Today, productivity has been mapped to erstwhile entertainment activities like finishing a book my younger self could read while the teacher droned on in class about chlorophyll and mitochondria. Don’t get impressed, I know the meaning of neither. I caught myself feeling good the other day about finishing a movie with just one, ok maybe two, Instagram breaks. It astounded me that an activity that was considered a waste of time by my parents while growing up is now a self appropriated silver star to me by myself.

But, it is not just me who has changed. I remember the days when my father would look at me rotting on the couch in my boxers, in front of the TV and give me looks of utter disdain. Today, he enters the room in boxers, looks at me watching a movie and after 30 seconds of observation asks me, ‘Is it on Netflix?’. My mother’s complaint with my sister watching 14 hours of Korean drama a day is not that she shouldn’t watch so much for so long, but the fact that all her recommendations on their shared Netflix account are screwed! What has happened to the world? Everyone I know is constantly making an internal IMDB in their heads of the movies, shows, vlogs, streams, videos, sketches, poems, songs and albums they have to check out immediately. Immediately. Everyone’s favourite times of the day are those that they can lock themselves up in their room with their phones, laptops and TVs and put on that show that someone recommended, only to recommend it to someone else the next day. Or whine about it to the person who recommended it to you.

Before Covid hit us in the face like Harbhajan hit Sreesanth, I was living life the way I usually do, “A quarter mile at a time”. Sorry, it sounds cool when Vin Diesel says it. With me, it just sounds like I am too lazy or too much of a miser to fill up on fuel in my 2011 Honda Activa. What I mean is that I was living my standard ‘let’s see what happens next life’, while doing normal stuff like going to work, shaking hands, hugging people, y’know, life pre-Covid was on the edge.

Today, I am comfortable and as happy as I can be, safe and protected emotionally at home, but I constantly oscillate between productivity and listlessness. Sometimes I stare at my computer screen for long periods of time without really pressing a single key. I still have my standard ‘productivity hacks’ in place. I have got my ‘to-do’ list, I have my calendar full, I have meetings that I conduct, I have personal work that I do, in short, I am running my professional life the exact same way I was 6 months ago. ’Cause salary. ’Cause bills. ’Cause responsibility.
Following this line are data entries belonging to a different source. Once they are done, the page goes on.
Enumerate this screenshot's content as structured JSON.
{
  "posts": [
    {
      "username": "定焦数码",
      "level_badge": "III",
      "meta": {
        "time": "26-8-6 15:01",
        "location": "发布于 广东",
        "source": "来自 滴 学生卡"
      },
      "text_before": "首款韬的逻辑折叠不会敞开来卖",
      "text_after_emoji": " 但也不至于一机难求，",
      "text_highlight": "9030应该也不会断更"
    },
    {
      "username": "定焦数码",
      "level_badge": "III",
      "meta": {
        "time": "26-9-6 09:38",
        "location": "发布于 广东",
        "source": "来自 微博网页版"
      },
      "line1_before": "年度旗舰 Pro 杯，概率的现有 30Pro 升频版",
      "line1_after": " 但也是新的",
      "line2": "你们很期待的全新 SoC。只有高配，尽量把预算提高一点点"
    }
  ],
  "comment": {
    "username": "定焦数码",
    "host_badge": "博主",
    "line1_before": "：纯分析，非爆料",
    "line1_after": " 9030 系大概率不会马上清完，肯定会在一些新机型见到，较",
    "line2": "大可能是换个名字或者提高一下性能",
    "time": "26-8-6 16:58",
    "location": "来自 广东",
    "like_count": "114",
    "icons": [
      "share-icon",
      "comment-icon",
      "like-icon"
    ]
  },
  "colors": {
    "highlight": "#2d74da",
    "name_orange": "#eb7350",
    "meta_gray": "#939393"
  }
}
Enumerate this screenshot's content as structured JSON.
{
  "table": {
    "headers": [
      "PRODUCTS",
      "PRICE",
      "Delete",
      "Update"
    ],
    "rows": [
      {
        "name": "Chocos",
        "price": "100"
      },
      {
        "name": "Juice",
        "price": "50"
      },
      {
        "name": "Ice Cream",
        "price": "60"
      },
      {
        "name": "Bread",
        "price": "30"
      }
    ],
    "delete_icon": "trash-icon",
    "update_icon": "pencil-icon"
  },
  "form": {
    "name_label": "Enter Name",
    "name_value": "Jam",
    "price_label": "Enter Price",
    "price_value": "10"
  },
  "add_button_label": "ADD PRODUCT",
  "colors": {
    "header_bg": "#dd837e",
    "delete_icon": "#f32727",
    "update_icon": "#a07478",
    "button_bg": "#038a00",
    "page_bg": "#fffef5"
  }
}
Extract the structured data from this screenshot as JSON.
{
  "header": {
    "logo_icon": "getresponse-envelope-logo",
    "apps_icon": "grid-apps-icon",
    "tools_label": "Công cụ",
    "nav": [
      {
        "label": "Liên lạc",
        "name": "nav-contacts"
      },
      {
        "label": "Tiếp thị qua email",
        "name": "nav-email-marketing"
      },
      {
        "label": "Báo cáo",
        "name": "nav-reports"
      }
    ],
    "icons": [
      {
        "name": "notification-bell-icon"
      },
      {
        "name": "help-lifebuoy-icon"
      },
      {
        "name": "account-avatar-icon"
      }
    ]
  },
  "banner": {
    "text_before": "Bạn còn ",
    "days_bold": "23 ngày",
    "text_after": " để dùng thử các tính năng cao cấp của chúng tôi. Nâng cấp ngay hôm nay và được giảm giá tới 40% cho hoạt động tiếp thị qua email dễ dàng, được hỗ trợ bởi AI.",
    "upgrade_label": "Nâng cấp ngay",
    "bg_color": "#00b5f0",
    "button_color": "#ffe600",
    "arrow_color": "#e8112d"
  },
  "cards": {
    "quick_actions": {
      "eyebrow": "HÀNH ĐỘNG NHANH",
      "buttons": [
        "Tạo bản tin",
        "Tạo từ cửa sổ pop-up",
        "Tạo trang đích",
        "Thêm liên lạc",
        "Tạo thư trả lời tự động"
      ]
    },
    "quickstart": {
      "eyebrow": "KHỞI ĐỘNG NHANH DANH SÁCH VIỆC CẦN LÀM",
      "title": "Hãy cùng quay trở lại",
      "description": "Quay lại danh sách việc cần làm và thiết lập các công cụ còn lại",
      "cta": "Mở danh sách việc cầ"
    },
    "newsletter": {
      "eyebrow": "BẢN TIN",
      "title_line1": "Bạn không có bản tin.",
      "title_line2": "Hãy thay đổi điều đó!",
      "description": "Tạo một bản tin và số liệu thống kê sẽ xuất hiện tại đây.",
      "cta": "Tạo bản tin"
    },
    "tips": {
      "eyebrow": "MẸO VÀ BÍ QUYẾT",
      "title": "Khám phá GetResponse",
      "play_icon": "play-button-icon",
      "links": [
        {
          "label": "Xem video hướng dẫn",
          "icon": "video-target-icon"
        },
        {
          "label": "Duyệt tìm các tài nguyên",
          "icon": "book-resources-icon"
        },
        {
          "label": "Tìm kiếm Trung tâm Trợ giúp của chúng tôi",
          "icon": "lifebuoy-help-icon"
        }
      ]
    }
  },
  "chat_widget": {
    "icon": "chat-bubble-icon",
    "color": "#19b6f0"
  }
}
But there is something to be said about the joy of walking away from office and forgetting about everything work-related in 30 seconds by the sheer act of physically distancing yourself from the space. There is a distinct pleasure in coming home and throwing away your jeans in some corner, not to be thought of again until the mad rush the next day when you curse yourself for not putting it in its place. WFH ‘hacks’ address these feelings by stating that do not work in the same room your bed is in and wear work clothes everyday. But, listen, if I take up another room in the house, my family will most definitely throw me out.

With Covid, as with anything in life, I find it hard to find my peace with a belief and stick to it. I talk to an extremely extra positive person who has stats to support his/her positivity, (“Indian immunity is shocking the world, Pranav!”) and I feel positive. I then talk to a dreary pessimist who also has stats and links and articles (“We are all going to die, bro) and I start to get jittery again. Most days, I don’t know what to think. I avoid this conversation and news about it, not because I am particularly afraid, not as much anymore at least, but primarily because I do not know how to feel.

The days are all merging together. Like I said, life is buffering. I do not know whether to press the pause button and own the pause or wait it out and go have a sip of cold water.



Pranav Mathur

I work for other people in the day and on myself in the night. Wait… that sounds wrong.